**Assignment**
Below is a block of entries, which should be copied verbatim apart from the pictures.

**Data records**
-- -- --

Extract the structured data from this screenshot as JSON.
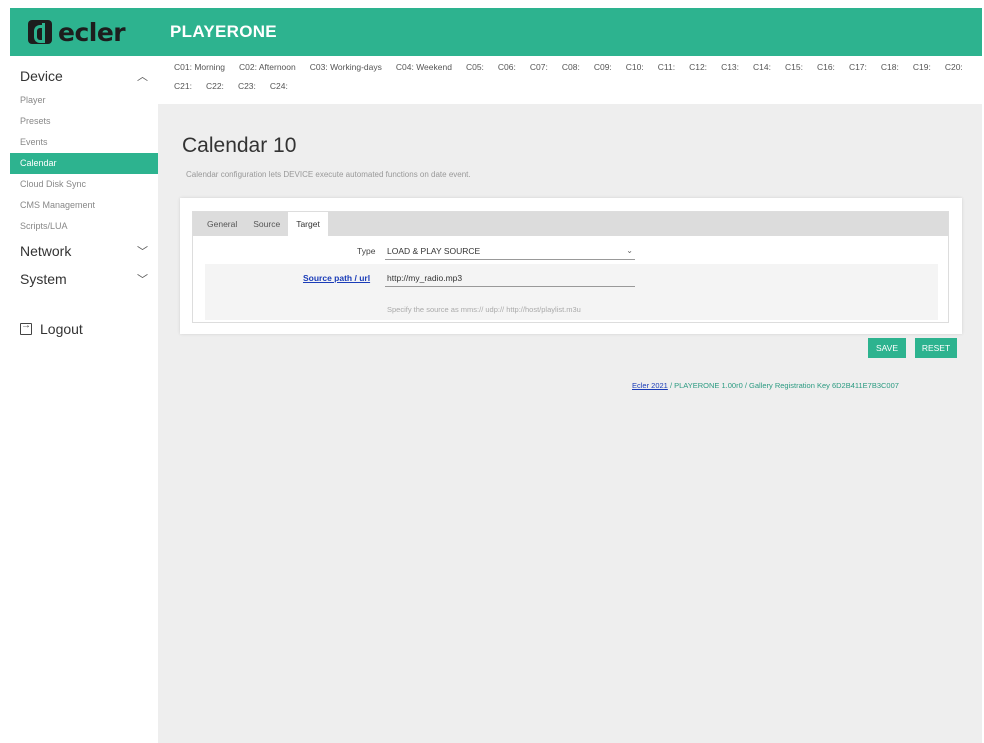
{
  "header": {
    "logo_text": "ecler",
    "app_title": "PLAYERONE",
    "accent_color": "#2db38f"
  },
  "sidebar": {
    "device_label": "Device",
    "device_items": [
      "Player",
      "Presets",
      "Events",
      "Calendar",
      "Cloud Disk Sync",
      "CMS Management",
      "Scripts/LUA"
    ],
    "active_item": "Calendar",
    "network_label": "Network",
    "system_label": "System",
    "logout_label": "Logout"
  },
  "calendar_tabs": [
    "C01: Morning",
    "C02: Afternoon",
    "C03: Working-days",
    "C04: Weekend",
    "C05:",
    "C06:",
    "C07:",
    "C08:",
    "C09:",
    "C10:",
    "C11:",
    "C12:",
    "C13:",
    "C14:",
    "C15:",
    "C16:",
    "C17:",
    "C18:",
    "C19:",
    "C20:",
    "C21:",
    "C22:",
    "C23:",
    "C24:"
  ],
  "page": {
    "title": "Calendar 10",
    "description": "Calendar configuration lets DEVICE execute automated functions on date event."
  },
  "form": {
    "tabs": [
      "General",
      "Source",
      "Target"
    ],
    "active_tab": "Target",
    "type_label": "Type",
    "type_value": "LOAD & PLAY SOURCE",
    "source_label": "Source path / url",
    "source_value": "http://my_radio.mp3",
    "source_hint": "Specify the source as mms:// udp:// http://host/playlist.m3u"
  },
  "buttons": {
    "save": "SAVE",
    "reset": "RESET"
  },
  "footer": {
    "link_text": "Ecler 2021",
    "text": " / PLAYERONE 1.00r0 / Gallery Registration Key 6D2B411E7B3C007"
  }
}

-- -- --

**Solved exercise**
Extract the structured data from this screenshot as JSON.
{
  "header": {
    "logo_text": "ecler",
    "app_title": "PLAYERONE",
    "accent_color": "#2db38f"
  },
  "sidebar": {
    "device_label": "Device",
    "device_items": [
      "Player",
      "Presets",
      "Events",
      "Calendar",
      "Cloud Disk Sync",
      "CMS Management",
      "Scripts/LUA"
    ],
    "active_item": "Calendar",
    "network_label": "Network",
    "system_label": "System",
    "logout_label": "Logout"
  },
  "calendar_tabs": [
    "C01: Morning",
    "C02: Afternoon",
    "C03: Working-days",
    "C04: Weekend",
    "C05:",
    "C06:",
    "C07:",
    "C08:",
    "C09:",
    "C10:",
    "C11:",
    "C12:",
    "C13:",
    "C14:",
    "C15:",
    "C16:",
    "C17:",
    "C18:",
    "C19:",
    "C20:",
    "C21:",
    "C22:",
    "C23:",
    "C24:"
  ],
  "page": {
    "title": "Calendar 10",
    "description": "Calendar configuration lets DEVICE execute automated functions on date event."
  },
  "form": {
    "tabs": [
      "General",
      "Source",
      "Target"
    ],
    "active_tab": "Target",
    "type_label": "Type",
    "type_value": "LOAD & PLAY SOURCE",
    "source_label": "Source path / url",
    "source_value": "http://my_radio.mp3",
    "source_hint": "Specify the source as mms:// udp:// http://host/playlist.m3u"
  },
  "buttons": {
    "save": "SAVE",
    "reset": "RESET"
  },
  "footer": {
    "link_text": "Ecler 2021",
    "text": " / PLAYERONE 1.00r0 / Gallery Registration Key 6D2B411E7B3C007"
  }
}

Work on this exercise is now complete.